Moon and Kim have met face-to-face twice now, the first during a historic summit at the border truce village of Panmunjom in April.
It was the first time a North Korean leader had ever crossed into the South after the 1950-53 war that divided the Korean peninsula.
They met a second time in Panmunjom as they scrambled to salvage a summit between Kim and United States president Donald Trump in Singapore, which eventually went ahead.
They have since agreed to hold a third summit in Pyongyang at an unspecified date in September.
Friday’s announcement came as US efforts to tame the isolated, nuclear-armed North have stalled for weeks.
In June, Trump and Kim vowed to work towards the “complete denuclearisation of the Korean Peninsula”, although their joint statement was short on details for how that was to be achieved.

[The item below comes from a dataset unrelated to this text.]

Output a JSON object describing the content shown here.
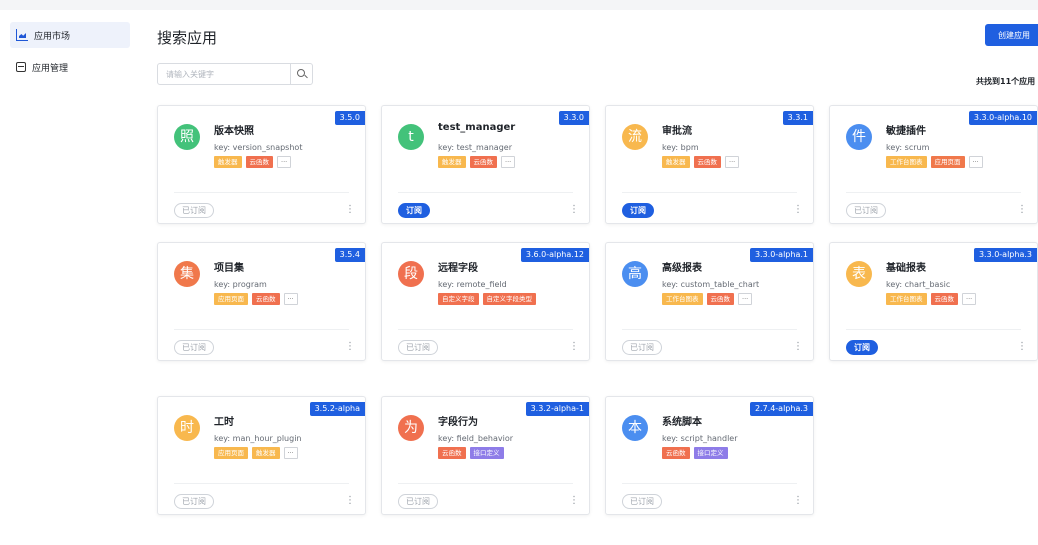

But Pyongyang has since slammed Washington for its “gangster-like” demands for complete, verifiable and irreversible disarmament, and the UN’s International Atomic Energy Agency recently reported there were no indications the North had stopped its nuclear activities.
Last week, Trump ordered Secretary of State Mike Pompeo to cancel a planned trip to Pyongyang, saying he did not believe China – the impoverished North’s sole major ally and economic lifeline – was helping in the denuclearisation process due to Washington’s tougher stance on trade.
Pompeo said Tuesday that Washington remains ready to engage “when it is clear that Chairman Kim stands ready to deliver on the commitments that he made at the Singapore summit … to completely denuclearise North Korea.”
According to The Washington Post, Pyongyang sent Pompeo a belligerent letter which prompted Trump to cancel the visit, though its precise contents were not revealed.
Moon – a dove who advocated dialogue to nudge Pyongyang to the negotiating table – has persistently pressed for the resumption of cross-border cooperation, putting his administration at odds with Washington.
Moon’s office said last week it may delay the imminent opening of a liaison office in North Korea, after the abrupt cancellation of Pompeo’s Pyongyang trip.
The office, to be located in the North’s border city of Kaesong, had raised concerns that the transfer of materials there could violate UN sanctions against the North imposed over its past nuclear and missile tests.
“As the summit will be held at such an important time, it was decided to send the special envoy to have … more intense discussions,” Moon’s spokesman Kim said, adding Seoul and Washington were maintaining “close consultation.”